The Interior Ministry said it was accepting international search and rescue assistance from non-governmental organizations as well as Spain, Qatar, Britain and the United Arab Emirates, bypassing offers from French President Emmanuel Macron and U.S. President Joe Biden.
The Moroccan government said poorly coordinated assistance “would be counterproductive,” frustrating rescue teams.
Experts say the most direct way to help those affected in the city of Marrakesh and rural areas in the Atlas Mountains is to donate to organizations already working on the ground. This includes the International Federation of Red Cross and Red Crescent Societies, which quickly released $1.1 million from its Disaster Response Emergency Fund to support the Moroccan Red Crescent’s relief efforts in the country. They also include World Central Kitchen, Doctors Without Borders and GlobalGiving, which have set up a Morocco earthquake relief fund and have raised more than $500,000 as of Tuesday morning.
The earthquake caused parts of the walls surrounding Marrakech’s old town, a 12th-century UNESCO World Heritage site, to crack and collapse. Videos showed dust rising from parts of the Koutoubia Mosque, one of the city’s best-known historical sites.
The city is Morocco’s most visited tourist destination and is known for its palaces, spice markets, madrasas and the Jemaa El Fna – the noisy square full of food vendors and musicians.
The earthquake also caused devastating damage to important historical sites in the High Atlas. These include a 12th-century mosque at Tinmel, built by the Almohad dynasty under Ibn Toumert, a 19th-century kasbah near Talat N’Yakoub, and a significant mosque and pilgrimage site at Moulay Brahim.
“While most tourists know about famous monuments in big cities, smaller villages have their own monuments that have suffered from marginalization for decades,” said Brahim El Guabli, a Williams College professor whose research focuses on the politics of preservation. “The entire Moroccan High Atlas is dotted with important historical monuments.”
Friday’s earthquake was the strongest in Morocco in over a century. Although such strong tremors are rare, they are not the deadliest in the country: just over 60 years ago, Morocco was rocked by a magnitude 5.8 quake that killed over 12,000 people on the west coast and the city of Agadir southwest of Marrakech was destroyed. This quake led to changes to building regulations in Morocco, but many buildings – especially country houses – are not built to withstand such force.

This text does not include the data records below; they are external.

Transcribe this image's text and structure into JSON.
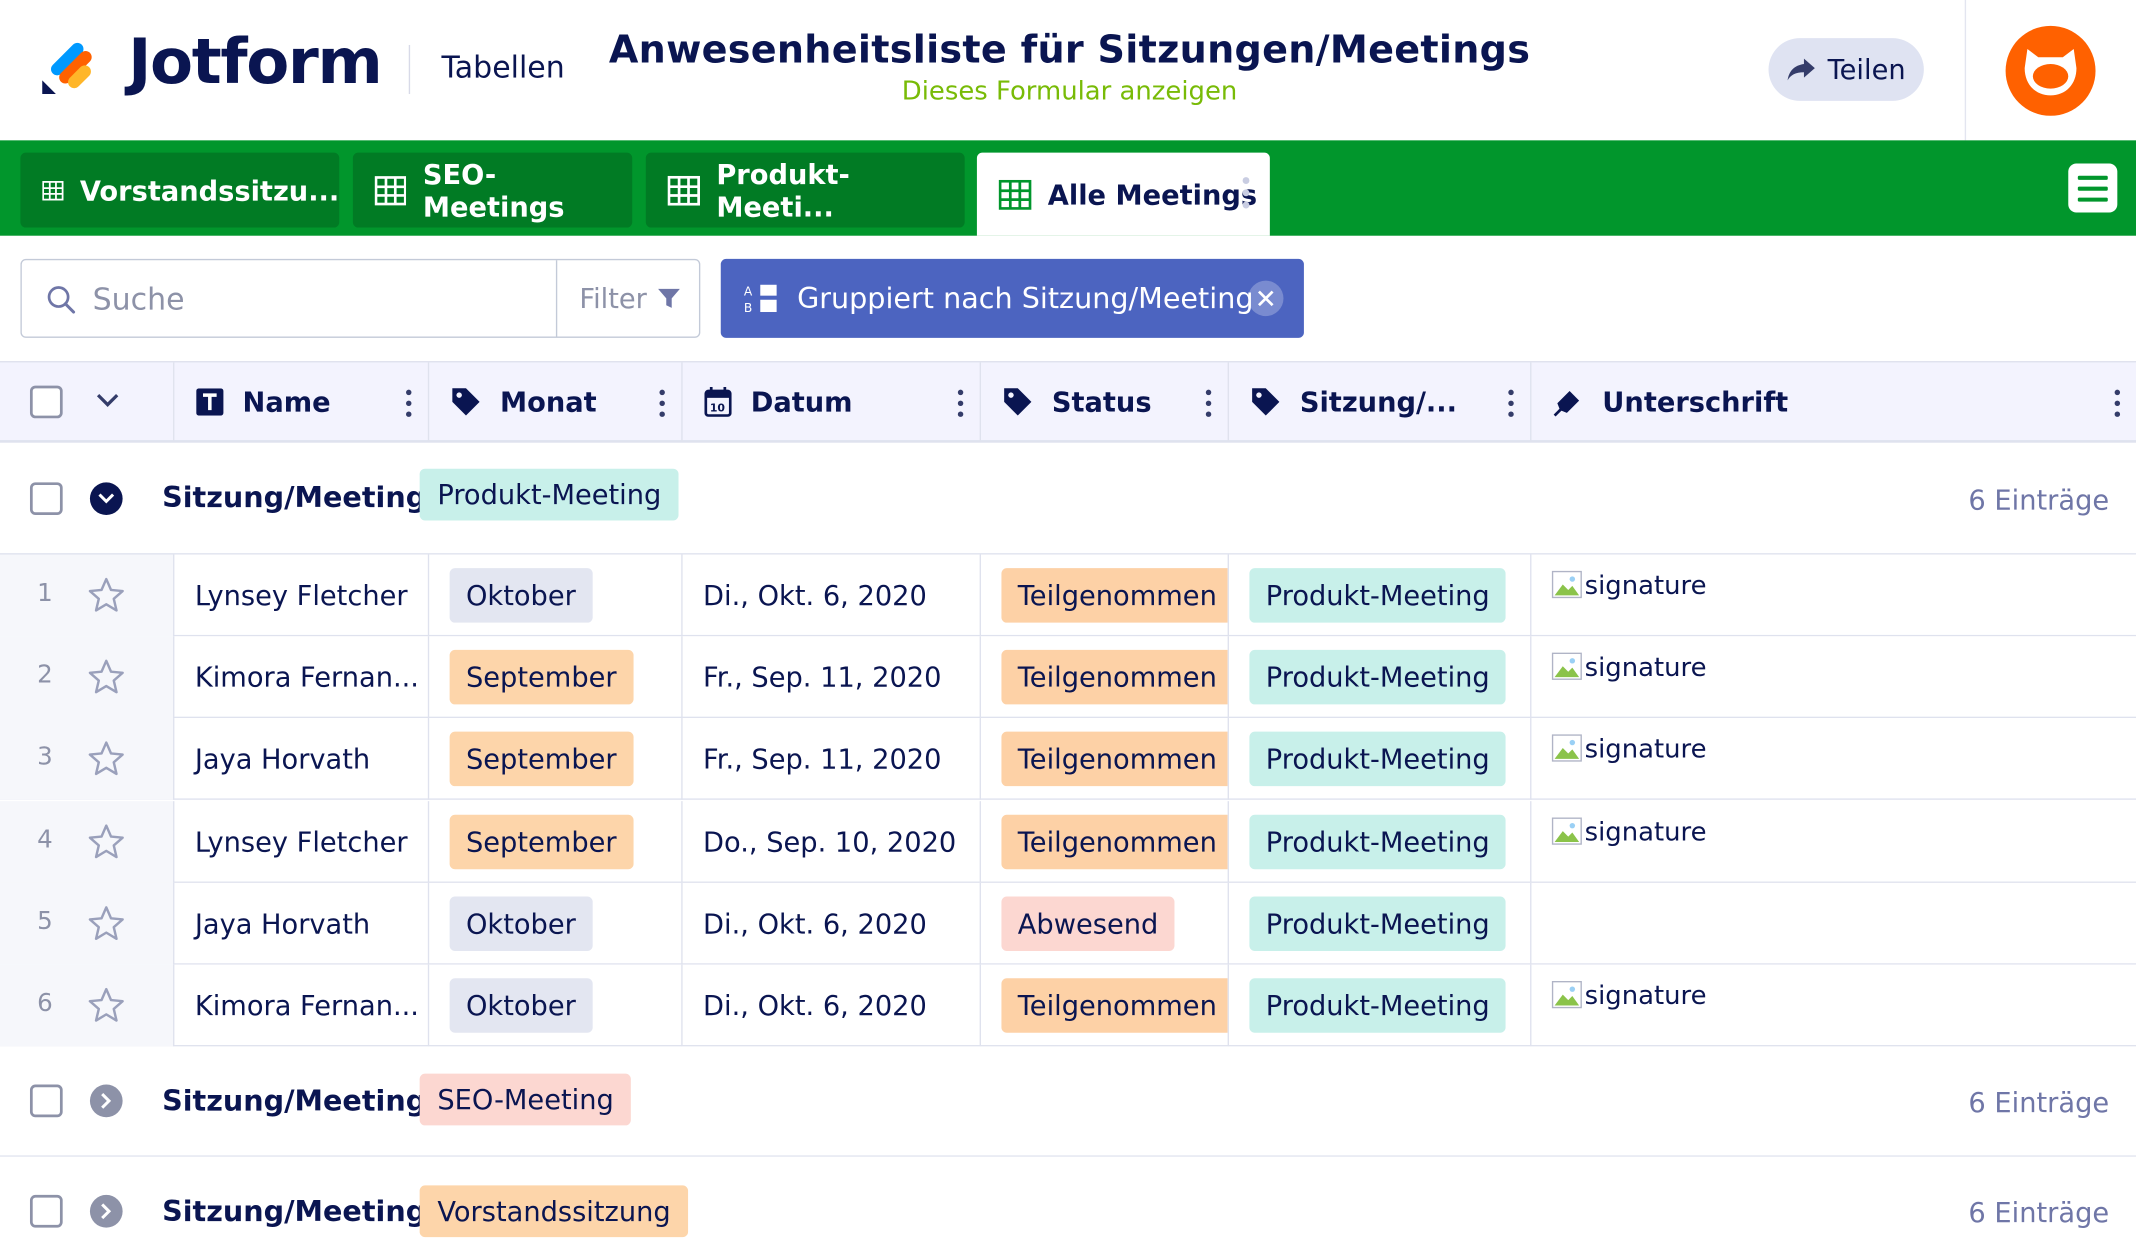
{
  "header": {
    "logo_text": "Jotform",
    "product": "Tabellen",
    "title": "Anwesenheitsliste für Sitzungen/Meetings",
    "view_form_link": "Dieses Formular anzeigen",
    "share_label": "Teilen"
  },
  "tabs": [
    {
      "label": "Vorstandssitzu...",
      "active": false
    },
    {
      "label": "SEO-Meetings",
      "active": false
    },
    {
      "label": "Produkt-Meeti...",
      "active": false
    },
    {
      "label": "Alle Meetings",
      "active": true
    }
  ],
  "toolbar": {
    "search_placeholder": "Suche",
    "filter_label": "Filter",
    "group_chip_label": "Gruppiert nach Sitzung/Meeting"
  },
  "columns": [
    "Name",
    "Monat",
    "Datum",
    "Status",
    "Sitzung/...",
    "Unterschrift"
  ],
  "group_prefix": "Sitzung/Meeting:",
  "groups": [
    {
      "value": "Produkt-Meeting",
      "count": "6 Einträge",
      "expanded": true,
      "color": "#c8f0ea"
    },
    {
      "value": "SEO-Meeting",
      "count": "6 Einträge",
      "expanded": false,
      "color": "#fcd7d1"
    },
    {
      "value": "Vorstandssitzung",
      "count": "6 Einträge",
      "expanded": false,
      "color": "#fdd5aa"
    }
  ],
  "rows": [
    {
      "num": "1",
      "name": "Lynsey Fletcher",
      "month": "Oktober",
      "date": "Di., Okt. 6, 2020",
      "status": "Teilgenommen",
      "meeting": "Produkt-Meeting",
      "signature": "signature"
    },
    {
      "num": "2",
      "name": "Kimora Fernan...",
      "month": "September",
      "date": "Fr., Sep. 11, 2020",
      "status": "Teilgenommen",
      "meeting": "Produkt-Meeting",
      "signature": "signature"
    },
    {
      "num": "3",
      "name": "Jaya Horvath",
      "month": "September",
      "date": "Fr., Sep. 11, 2020",
      "status": "Teilgenommen",
      "meeting": "Produkt-Meeting",
      "signature": "signature"
    },
    {
      "num": "4",
      "name": "Lynsey Fletcher",
      "month": "September",
      "date": "Do., Sep. 10, 2020",
      "status": "Teilgenommen",
      "meeting": "Produkt-Meeting",
      "signature": "signature"
    },
    {
      "num": "5",
      "name": "Jaya Horvath",
      "month": "Oktober",
      "date": "Di., Okt. 6, 2020",
      "status": "Abwesend",
      "meeting": "Produkt-Meeting",
      "signature": ""
    },
    {
      "num": "6",
      "name": "Kimora Fernan...",
      "month": "Oktober",
      "date": "Di., Okt. 6, 2020",
      "status": "Teilgenommen",
      "meeting": "Produkt-Meeting",
      "signature": "signature"
    }
  ],
  "colors": {
    "brand_green": "#01962c",
    "month_oktober": "#e3e6f1",
    "month_september": "#fdd5aa",
    "status_teilgenommen": "#fdd1a6",
    "status_abwesend": "#fcd7d1",
    "meeting_produkt": "#c8f0ea",
    "group_chip": "#4c64c0"
  }
}
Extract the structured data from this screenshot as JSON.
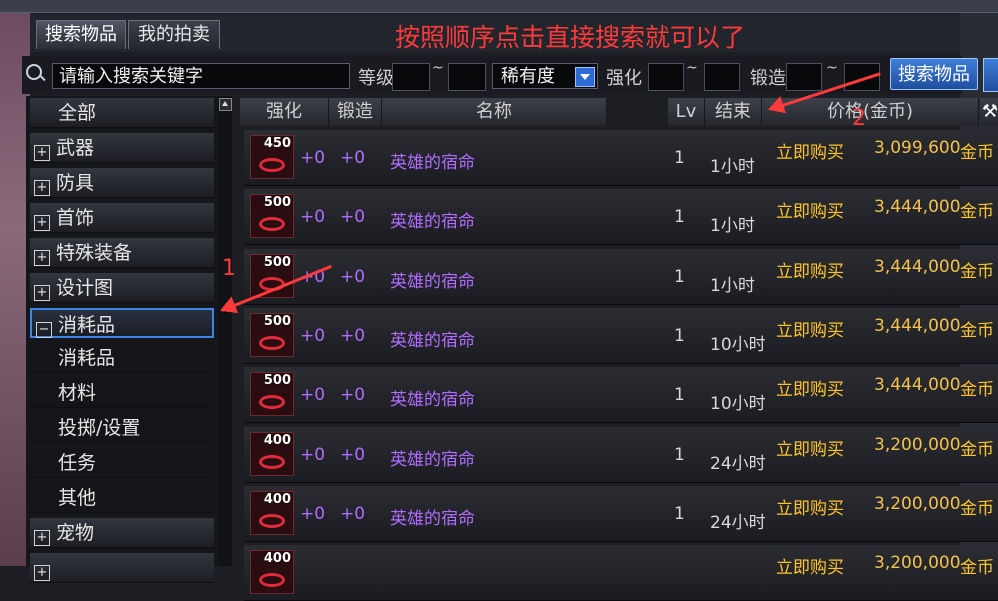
{
  "tabs": [
    {
      "label": "搜索物品"
    },
    {
      "label": "我的拍卖"
    }
  ],
  "annotation": {
    "note": "按照顺序点击直接搜索就可以了",
    "step1": "1",
    "step2": "2"
  },
  "search": {
    "placeholder": "请输入搜索关键字",
    "level_label": "等级",
    "tilde": "~",
    "rarity_value": "稀有度",
    "enhance_label": "强化",
    "forge_label": "锻造",
    "search_button": "搜索物品"
  },
  "sidebar": {
    "items": [
      {
        "label": "全部",
        "type": "plain"
      },
      {
        "label": "武器",
        "type": "collapsed"
      },
      {
        "label": "防具",
        "type": "collapsed"
      },
      {
        "label": "首饰",
        "type": "collapsed"
      },
      {
        "label": "特殊装备",
        "type": "collapsed"
      },
      {
        "label": "设计图",
        "type": "collapsed"
      },
      {
        "label": "消耗品",
        "type": "expanded"
      },
      {
        "label": "消耗品",
        "type": "sub"
      },
      {
        "label": "材料",
        "type": "sub"
      },
      {
        "label": "投掷/设置",
        "type": "sub"
      },
      {
        "label": "任务",
        "type": "sub"
      },
      {
        "label": "其他",
        "type": "sub"
      },
      {
        "label": "宠物",
        "type": "collapsed"
      },
      {
        "label": "",
        "type": "collapsed"
      }
    ]
  },
  "table": {
    "columns": {
      "enhance": "强化",
      "forge": "锻造",
      "name": "名称",
      "lv": "Lv",
      "end": "结束",
      "price": "价格(金币)"
    },
    "rows": [
      {
        "qty": "450",
        "enhance": "+0",
        "forge": "+0",
        "name": "英雄的宿命",
        "lv": "1",
        "end": "1小时",
        "action": "立即购买",
        "price": "3,099,600",
        "currency": "金币"
      },
      {
        "qty": "500",
        "enhance": "+0",
        "forge": "+0",
        "name": "英雄的宿命",
        "lv": "1",
        "end": "1小时",
        "action": "立即购买",
        "price": "3,444,000",
        "currency": "金币"
      },
      {
        "qty": "500",
        "enhance": "+0",
        "forge": "+0",
        "name": "英雄的宿命",
        "lv": "1",
        "end": "1小时",
        "action": "立即购买",
        "price": "3,444,000",
        "currency": "金币"
      },
      {
        "qty": "500",
        "enhance": "+0",
        "forge": "+0",
        "name": "英雄的宿命",
        "lv": "1",
        "end": "10小时",
        "action": "立即购买",
        "price": "3,444,000",
        "currency": "金币"
      },
      {
        "qty": "500",
        "enhance": "+0",
        "forge": "+0",
        "name": "英雄的宿命",
        "lv": "1",
        "end": "10小时",
        "action": "立即购买",
        "price": "3,444,000",
        "currency": "金币"
      },
      {
        "qty": "400",
        "enhance": "+0",
        "forge": "+0",
        "name": "英雄的宿命",
        "lv": "1",
        "end": "24小时",
        "action": "立即购买",
        "price": "3,200,000",
        "currency": "金币"
      },
      {
        "qty": "400",
        "enhance": "+0",
        "forge": "+0",
        "name": "英雄的宿命",
        "lv": "1",
        "end": "24小时",
        "action": "立即购买",
        "price": "3,200,000",
        "currency": "金币"
      },
      {
        "qty": "400",
        "enhance": "",
        "forge": "",
        "name": "",
        "lv": "",
        "end": "",
        "action": "立即购买",
        "price": "3,200,000",
        "currency": "金币"
      }
    ]
  },
  "colors": {
    "annotation": "#ff3a3a",
    "item_name": "#b06cff",
    "price": "#ffc52a",
    "accent": "#3e86e8"
  }
}
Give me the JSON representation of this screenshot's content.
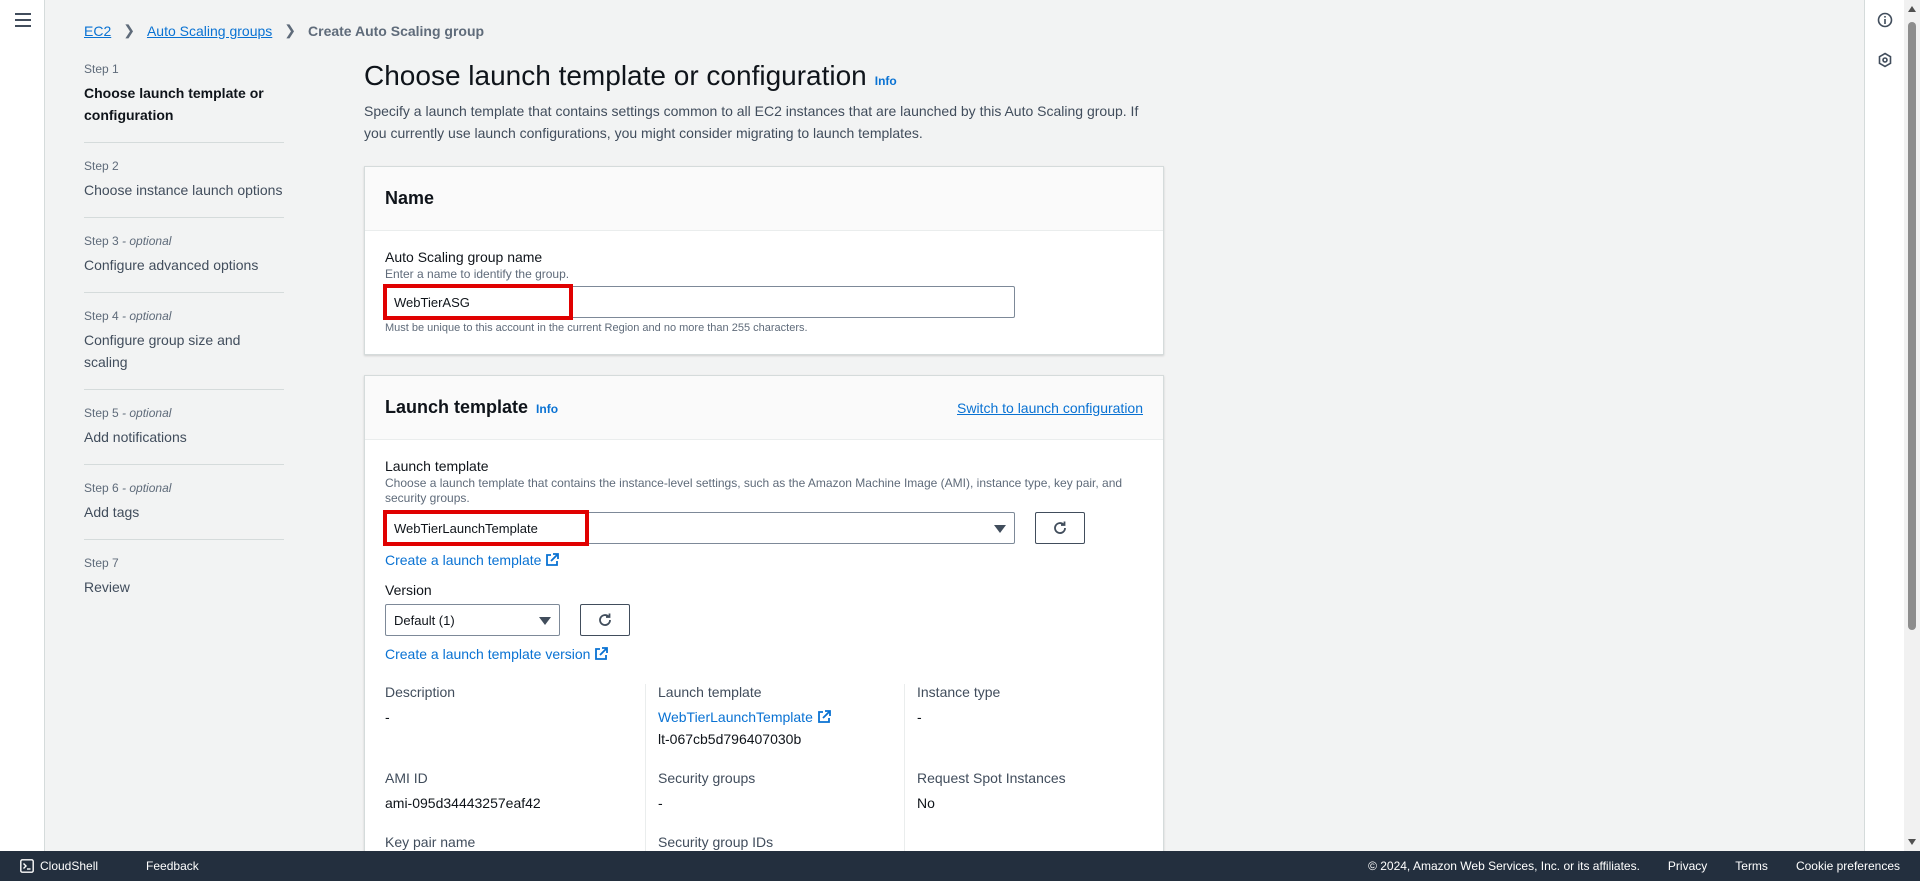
{
  "breadcrumb": {
    "items": [
      "EC2",
      "Auto Scaling groups"
    ],
    "current": "Create Auto Scaling group"
  },
  "steps": [
    {
      "num": "Step 1",
      "optional": "",
      "title": "Choose launch template or configuration"
    },
    {
      "num": "Step 2",
      "optional": "",
      "title": "Choose instance launch options"
    },
    {
      "num": "Step 3",
      "optional": " - optional",
      "title": "Configure advanced options"
    },
    {
      "num": "Step 4",
      "optional": " - optional",
      "title": "Configure group size and scaling"
    },
    {
      "num": "Step 5",
      "optional": " - optional",
      "title": "Add notifications"
    },
    {
      "num": "Step 6",
      "optional": " - optional",
      "title": "Add tags"
    },
    {
      "num": "Step 7",
      "optional": "",
      "title": "Review"
    }
  ],
  "main": {
    "title": "Choose launch template or configuration",
    "info": "Info",
    "description": "Specify a launch template that contains settings common to all EC2 instances that are launched by this Auto Scaling group. If you currently use launch configurations, you might consider migrating to launch templates."
  },
  "name_panel": {
    "header": "Name",
    "label": "Auto Scaling group name",
    "desc": "Enter a name to identify the group.",
    "value": "WebTierASG",
    "hint": "Must be unique to this account in the current Region and no more than 255 characters."
  },
  "launch_panel": {
    "header": "Launch template",
    "info": "Info",
    "switch_link": "Switch to launch configuration",
    "label": "Launch template",
    "desc": "Choose a launch template that contains the instance-level settings, such as the Amazon Machine Image (AMI), instance type, key pair, and security groups.",
    "selected": "WebTierLaunchTemplate",
    "create_link": "Create a launch template",
    "version_label": "Version",
    "version_selected": "Default (1)",
    "create_version_link": "Create a launch template version",
    "details": {
      "description_label": "Description",
      "description_value": "-",
      "template_label": "Launch template",
      "template_link": "WebTierLaunchTemplate",
      "template_id": "lt-067cb5d796407030b",
      "instance_type_label": "Instance type",
      "instance_type_value": "-",
      "ami_label": "AMI ID",
      "ami_value": "ami-095d34443257eaf42",
      "sg_label": "Security groups",
      "sg_value": "-",
      "spot_label": "Request Spot Instances",
      "spot_value": "No",
      "keypair_label": "Key pair name",
      "sg_ids_label": "Security group IDs"
    }
  },
  "footer": {
    "cloudshell": "CloudShell",
    "feedback": "Feedback",
    "copyright": "© 2024, Amazon Web Services, Inc. or its affiliates.",
    "privacy": "Privacy",
    "terms": "Terms",
    "cookies": "Cookie preferences"
  },
  "colors": {
    "link": "#0972d3",
    "highlight": "#e00000",
    "footer_bg": "#232f3e"
  }
}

According to the US Geological Survey, there has not been an earthquake with a magnitude greater than 6.0 within 310 miles (500 kilometers) of Friday’s quake in at least a century. Earthquakes are more common in northern Morocco, including tremors of magnitude 6.4 in 2004 and magnitude 6.3 in 2016.
Elsewhere this year, a magnitude 7.8 quake that struck Syria and Turkey killed more than 50,000 people. Most of the most devastating earthquakes in recent history have had a magnitude greater than 7.0, including a 2015 quake in Nepal that killed over 8,800 people and a 2008 quake in China that killed 87,500 people lives came.
Emergency operations are likely to continue as teams cross mountain roads to reach villages hardest hit by the earthquake. Many communities lack food, water, electricity and shelter. But once aid troops and soldiers leave, the challenges facing hundreds of thousands living in the area are likely to remain.
Members of the Moroccan Parliament met on Monday to vote at the request of King Mohammed VI. to establish a government fund for earthquake relief. Moroccan Prime Minister Aziz Akhannouch said afterwards that the government was committed to compensating the victims and helping them rebuild. Enaam Mayara, the president of Morocco’s Chamber of Deputies, said rebuilding some affected areas would likely take five to six years.
Associated Press writers Jesse Bedayn in Denver, Angela Charlton in Paris, Glenn Gamboa in New York and Will Weissert in Washington contributed to this report.
https://www.twincities.com/2023/09/13/what-to-know-about-the-morocco-earthquake-and-the-efforts-to-help/ What you should know about the Morocco earthquake and relief efforts – Twin Cities